The Boston Board of Selectmen was the governing board for the town of Boston from the 17th century until 1822. Selectmen were elected to six-month terms early in the history of the board, but later were elected to one-year terms.
In colonial days selectmen included William Clark. At the time of the American Revolution, the selectmen were John Hancock, Joseph Jackson, Samuel Sewall, William Phillips, Timothy Newell, John Ruddock, John Rowe and Samuel Pemberton.
Famous quotes containing the words boston and/or board:
“If nobody knows you that does not argue that you be unknown, nobody knew Ida when they no longer lived in Boston but that did not mean that she was unknown.”

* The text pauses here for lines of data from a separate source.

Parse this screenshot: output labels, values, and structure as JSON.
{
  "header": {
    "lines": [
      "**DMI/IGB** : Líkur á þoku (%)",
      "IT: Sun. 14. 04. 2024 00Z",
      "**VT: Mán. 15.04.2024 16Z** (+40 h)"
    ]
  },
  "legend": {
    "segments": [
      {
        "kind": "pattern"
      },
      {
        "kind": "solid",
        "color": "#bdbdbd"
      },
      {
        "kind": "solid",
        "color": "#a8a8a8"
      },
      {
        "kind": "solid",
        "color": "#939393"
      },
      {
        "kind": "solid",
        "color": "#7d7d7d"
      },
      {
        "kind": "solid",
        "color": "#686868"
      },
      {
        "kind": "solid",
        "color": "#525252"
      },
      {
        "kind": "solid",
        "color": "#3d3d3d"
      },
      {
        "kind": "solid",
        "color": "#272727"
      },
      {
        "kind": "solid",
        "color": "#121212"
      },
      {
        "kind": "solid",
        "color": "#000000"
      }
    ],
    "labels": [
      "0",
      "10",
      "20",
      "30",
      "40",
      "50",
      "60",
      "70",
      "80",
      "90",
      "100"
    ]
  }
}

—Gertrude Stein (18741946)
“Midway the lake we took on board two manly-looking middle-aged men.... I talked with one of them, telling him that I had come all this distance partly to see where the white pine, the Eastern stuff of which our houses are built, grew, but that on this and a previous excursion into another part of Maine I had found it a scarce tree; and I asked him where I must look for it. With a smile, he answered that he could hardly tell me.”
—Henry David Thoreau (18171862)